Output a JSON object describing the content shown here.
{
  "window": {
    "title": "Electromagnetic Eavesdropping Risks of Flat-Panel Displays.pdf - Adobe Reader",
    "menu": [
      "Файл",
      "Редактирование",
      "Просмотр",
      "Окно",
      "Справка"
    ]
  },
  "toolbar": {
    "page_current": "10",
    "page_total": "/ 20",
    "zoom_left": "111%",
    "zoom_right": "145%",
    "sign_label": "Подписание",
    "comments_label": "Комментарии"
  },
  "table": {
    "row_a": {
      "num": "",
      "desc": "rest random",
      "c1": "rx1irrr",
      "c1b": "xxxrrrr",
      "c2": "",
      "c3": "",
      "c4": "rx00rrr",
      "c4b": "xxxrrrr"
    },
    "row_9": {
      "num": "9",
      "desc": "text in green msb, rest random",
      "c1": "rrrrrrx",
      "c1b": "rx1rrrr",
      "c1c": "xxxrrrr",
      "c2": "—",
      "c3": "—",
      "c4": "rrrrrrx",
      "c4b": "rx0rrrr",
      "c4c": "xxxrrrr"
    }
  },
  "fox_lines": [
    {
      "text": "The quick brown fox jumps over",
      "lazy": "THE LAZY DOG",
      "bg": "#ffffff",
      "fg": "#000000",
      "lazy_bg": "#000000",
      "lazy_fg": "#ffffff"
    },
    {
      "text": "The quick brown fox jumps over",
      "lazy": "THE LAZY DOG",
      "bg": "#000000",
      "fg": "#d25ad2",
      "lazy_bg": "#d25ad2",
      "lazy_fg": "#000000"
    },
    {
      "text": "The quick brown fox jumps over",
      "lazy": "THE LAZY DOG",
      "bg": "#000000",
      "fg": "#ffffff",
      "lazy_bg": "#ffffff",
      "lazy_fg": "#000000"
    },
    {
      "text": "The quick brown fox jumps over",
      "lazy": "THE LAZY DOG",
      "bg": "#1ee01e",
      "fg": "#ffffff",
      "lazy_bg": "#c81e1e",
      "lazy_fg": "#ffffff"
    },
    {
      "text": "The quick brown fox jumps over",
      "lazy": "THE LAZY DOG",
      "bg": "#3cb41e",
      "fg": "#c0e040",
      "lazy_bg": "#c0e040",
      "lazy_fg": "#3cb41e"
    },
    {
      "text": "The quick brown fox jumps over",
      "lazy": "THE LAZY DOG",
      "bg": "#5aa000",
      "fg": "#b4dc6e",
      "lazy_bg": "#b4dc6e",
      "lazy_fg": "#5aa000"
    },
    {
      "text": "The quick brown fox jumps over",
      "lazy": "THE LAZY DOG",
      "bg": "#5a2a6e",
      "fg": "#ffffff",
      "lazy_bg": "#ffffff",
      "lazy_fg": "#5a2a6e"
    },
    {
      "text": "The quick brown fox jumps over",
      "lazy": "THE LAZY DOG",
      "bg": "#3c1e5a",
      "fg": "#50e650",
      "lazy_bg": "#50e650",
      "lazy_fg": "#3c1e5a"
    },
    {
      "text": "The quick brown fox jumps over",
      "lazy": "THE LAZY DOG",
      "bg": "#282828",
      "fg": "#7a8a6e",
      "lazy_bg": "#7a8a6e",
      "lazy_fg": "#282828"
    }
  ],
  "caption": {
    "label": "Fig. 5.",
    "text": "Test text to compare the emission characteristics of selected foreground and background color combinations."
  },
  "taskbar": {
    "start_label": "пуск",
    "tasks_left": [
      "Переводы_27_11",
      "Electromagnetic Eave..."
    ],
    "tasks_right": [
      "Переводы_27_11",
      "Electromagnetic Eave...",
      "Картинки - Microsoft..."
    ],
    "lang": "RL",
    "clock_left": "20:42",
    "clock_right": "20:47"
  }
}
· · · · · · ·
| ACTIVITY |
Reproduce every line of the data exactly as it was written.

| RESPONSE AREA |
Output a JSON object describing the content shown here.
{
  "window": {
    "title": "Electromagnetic Eavesdropping Risks of Flat-Panel Displays.pdf - Adobe Reader",
    "menu": [
      "Файл",
      "Редактирование",
      "Просмотр",
      "Окно",
      "Справка"
    ]
  },
  "toolbar": {
    "page_current": "10",
    "page_total": "/ 20",
    "zoom_left": "111%",
    "zoom_right": "145%",
    "sign_label": "Подписание",
    "comments_label": "Комментарии"
  },
  "table": {
    "row_a": {
      "num": "",
      "desc": "rest random",
      "c1": "rx1irrr",
      "c1b": "xxxrrrr",
      "c2": "",
      "c3": "",
      "c4": "rx00rrr",
      "c4b": "xxxrrrr"
    },
    "row_9": {
      "num": "9",
      "desc": "text in green msb, rest random",
      "c1": "rrrrrrx",
      "c1b": "rx1rrrr",
      "c1c": "xxxrrrr",
      "c2": "—",
      "c3": "—",
      "c4": "rrrrrrx",
      "c4b": "rx0rrrr",
      "c4c": "xxxrrrr"
    }
  },
  "fox_lines": [
    {
      "text": "The quick brown fox jumps over",
      "lazy": "THE LAZY DOG",
      "bg": "#ffffff",
      "fg": "#000000",
      "lazy_bg": "#000000",
      "lazy_fg": "#ffffff"
    },
    {
      "text": "The quick brown fox jumps over",
      "lazy": "THE LAZY DOG",
      "bg": "#000000",
      "fg": "#d25ad2",
      "lazy_bg": "#d25ad2",
      "lazy_fg": "#000000"
    },
    {
      "text": "The quick brown fox jumps over",
      "lazy": "THE LAZY DOG",
      "bg": "#000000",
      "fg": "#ffffff",
      "lazy_bg": "#ffffff",
      "lazy_fg": "#000000"
    },
    {
      "text": "The quick brown fox jumps over",
      "lazy": "THE LAZY DOG",
      "bg": "#1ee01e",
      "fg": "#ffffff",
      "lazy_bg": "#c81e1e",
      "lazy_fg": "#ffffff"
    },
    {
      "text": "The quick brown fox jumps over",
      "lazy": "THE LAZY DOG",
      "bg": "#3cb41e",
      "fg": "#c0e040",
      "lazy_bg": "#c0e040",
      "lazy_fg": "#3cb41e"
    },
    {
      "text": "The quick brown fox jumps over",
      "lazy": "THE LAZY DOG",
      "bg": "#5aa000",
      "fg": "#b4dc6e",
      "lazy_bg": "#b4dc6e",
      "lazy_fg": "#5aa000"
    },
    {
      "text": "The quick brown fox jumps over",
      "lazy": "THE LAZY DOG",
      "bg": "#5a2a6e",
      "fg": "#ffffff",
      "lazy_bg": "#ffffff",
      "lazy_fg": "#5a2a6e"
    },
    {
      "text": "The quick brown fox jumps over",
      "lazy": "THE LAZY DOG",
      "bg": "#3c1e5a",
      "fg": "#50e650",
      "lazy_bg": "#50e650",
      "lazy_fg": "#3c1e5a"
    },
    {
      "text": "The quick brown fox jumps over",
      "lazy": "THE LAZY DOG",
      "bg": "#282828",
      "fg": "#7a8a6e",
      "lazy_bg": "#7a8a6e",
      "lazy_fg": "#282828"
    }
  ],
  "caption": {
    "label": "Fig. 5.",
    "text": "Test text to compare the emission characteristics of selected foreground and background color combinations."
  },
  "taskbar": {
    "start_label": "пуск",
    "tasks_left": [
      "Переводы_27_11",
      "Electromagnetic Eave..."
    ],
    "tasks_right": [
      "Переводы_27_11",
      "Electromagnetic Eave...",
      "Картинки - Microsoft..."
    ],
    "lang": "RL",
    "clock_left": "20:42",
    "clock_right": "20:47"
  }
}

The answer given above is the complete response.